Monday, August 5, 2013

CASE Learning: Grasshopper 101

Computational Design is the new black in the architectural design world. From powerful automation scripts to iterative design algorithms, computation has given designers the ability to create novel processes to support innovative architecture.

The program that has dominated the computational design conversation in recent years is none other than... Grasshopper!


While Rhino enables designers to freely explore design concepts through a conventional 3D modeling interface, Grasshopper allows the user to create customized tools using a graphical algorithm editor.  Uses of Grasshopper range from production automation, geometric rationalization, or iterative design exploration.  In the past, these processes typically required the user to have a knowledge of programming or scripting.  In Grasshopper, these processes are achieved by wiring together nodes into a visual graph representing the framework of an algorithm.

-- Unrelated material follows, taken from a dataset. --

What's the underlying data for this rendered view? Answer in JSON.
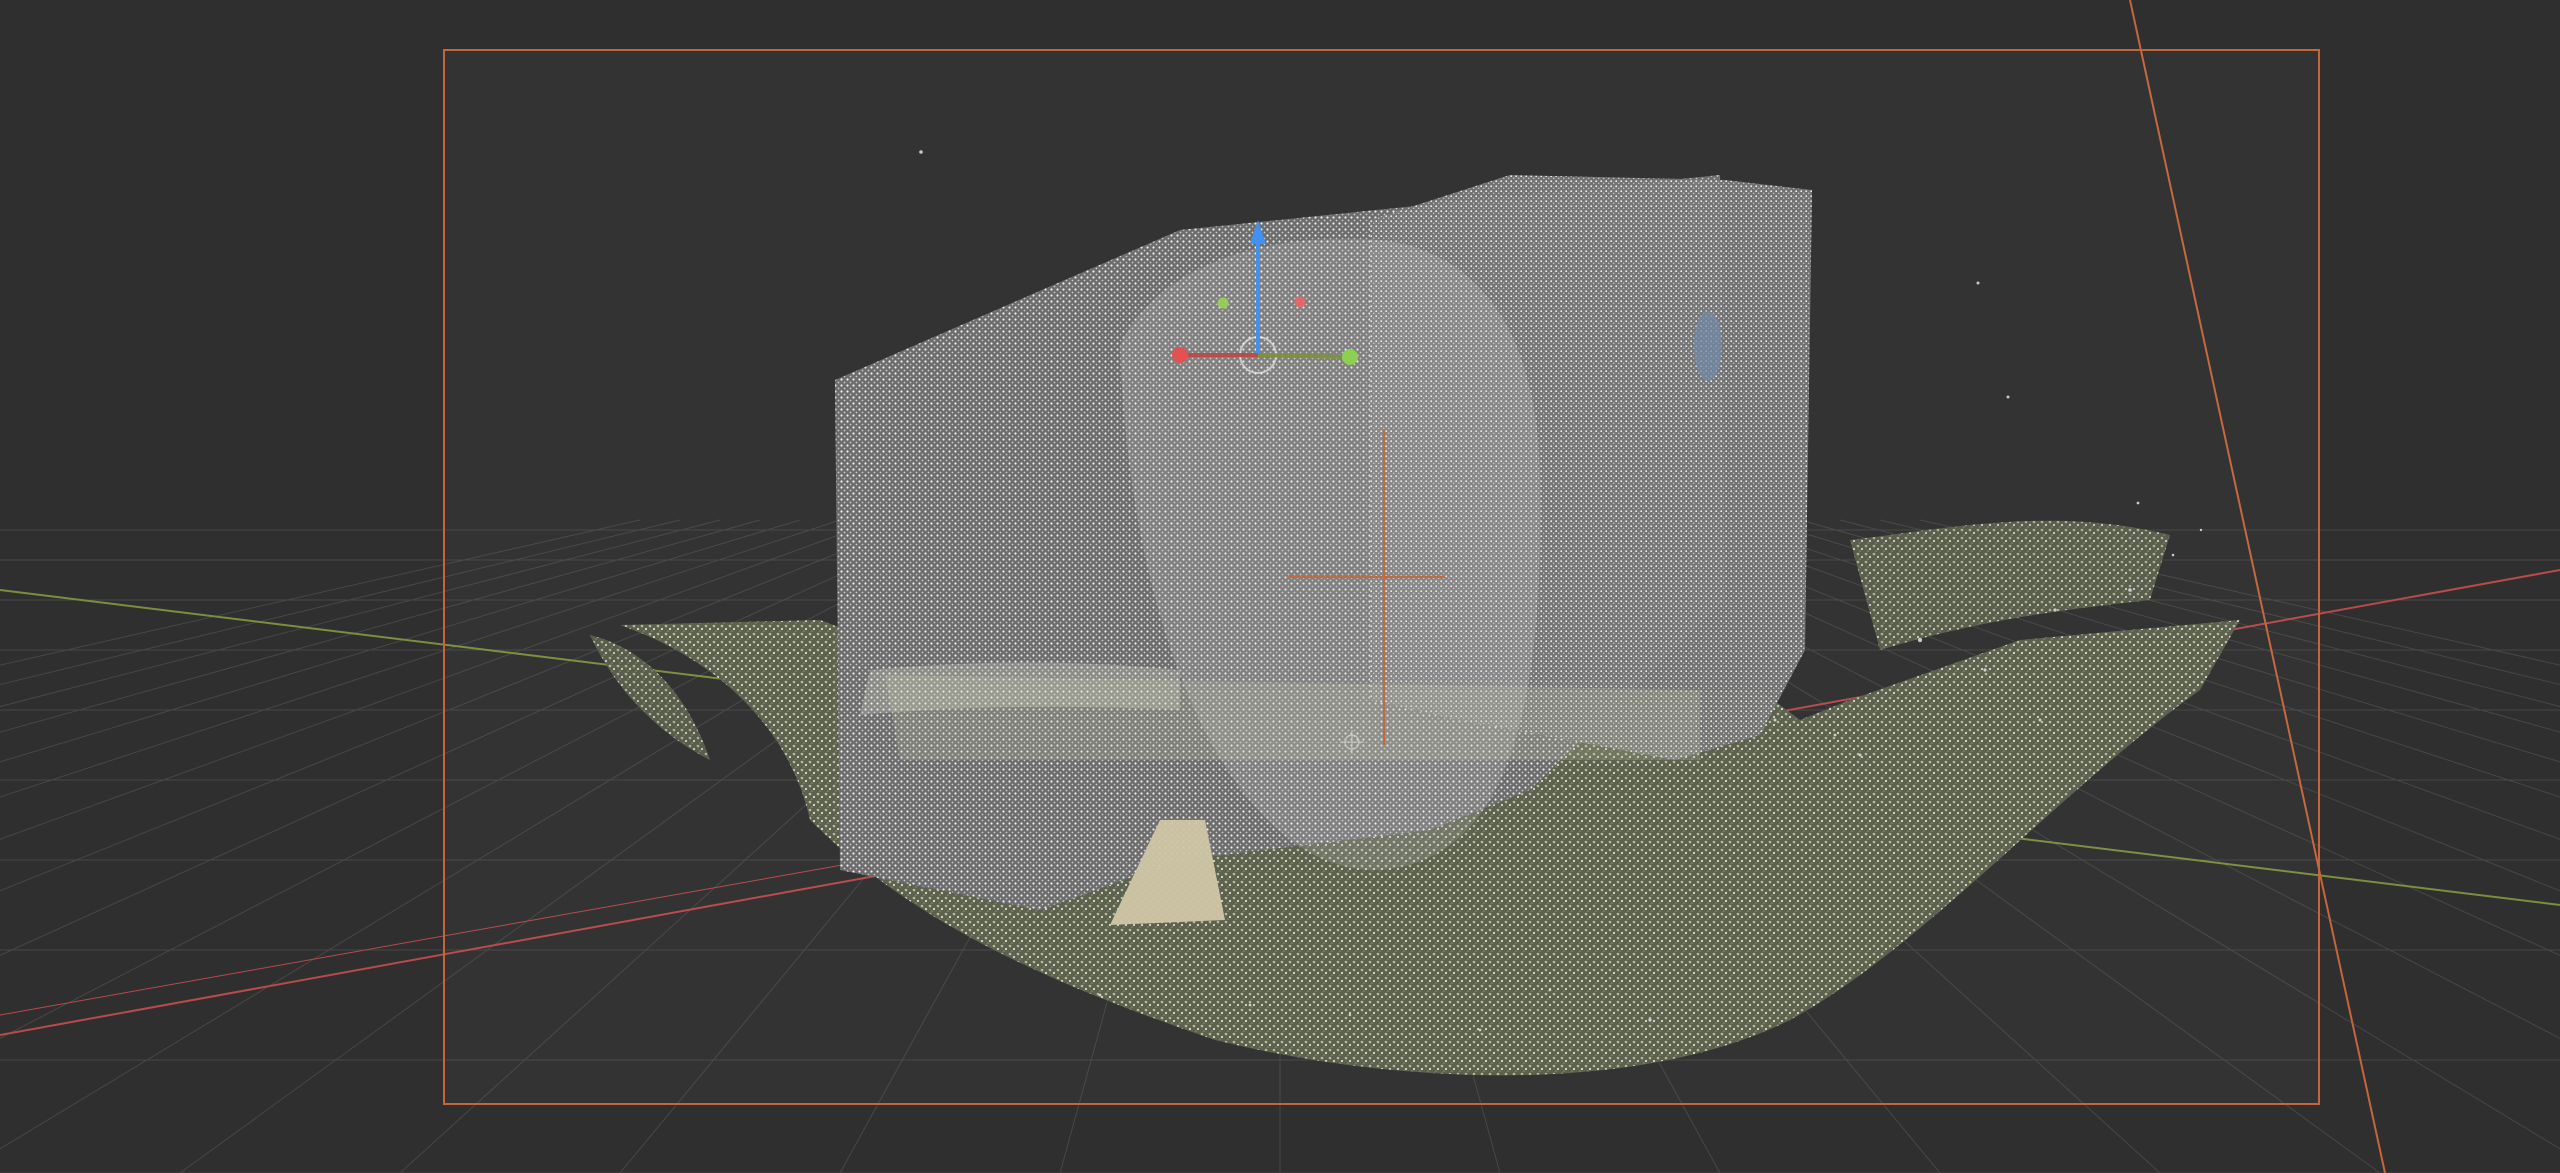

Like with CASE's Rhino 101 training, our approach to teaching Grasshopper focuses on useful implementations to support design exploration and development  in architectural practice.  As with our Rhino training, we have chosen to focus Grasshopper training around developing a parametric version of the Swiss Re Tower by Foster & Partners.  The tower is well suited for exercises involving rapid iteration and algorithmic frameworks.  For designers who also take our Rhino 101, the Grasshopper course allows us to contrast different methods of working to achieve similar geometric results.

The Grasshopper workshop begins with an exploration of the graphical user interface, component library, and basic examples of data management and workflow.  We then immediately apply these concepts to how to derive the geometric form of the tower.

Grasshopper-based geometric definition.
Exploring formal iterations with the Grasshopper geometry
After defining the tower form, we then proceed to develop some of the architectural elements and extract some data.  For example, we will create a parametric system for slicing floors from the tower mass and report area calculations.

Tower Floors Definition.
Tower floor variations.
After the massing and the floors have been defined, we then explore the exterior facade.  Designers will set up definitions for defining the structural diagrid system and the exterior curtain wall.  Different generative concepts will be explored for developing patterns and modules using popular plug-ins.
Structure diagrid with gradient color.
Attractor-based paneling system with LunchBox.
Finally, workshop participants explore workflows for data extraction.  For example, designers will output data to Excel including floor and facade information.
Excel data output from the diagrid definition

Next up...  DIVA for Rhino!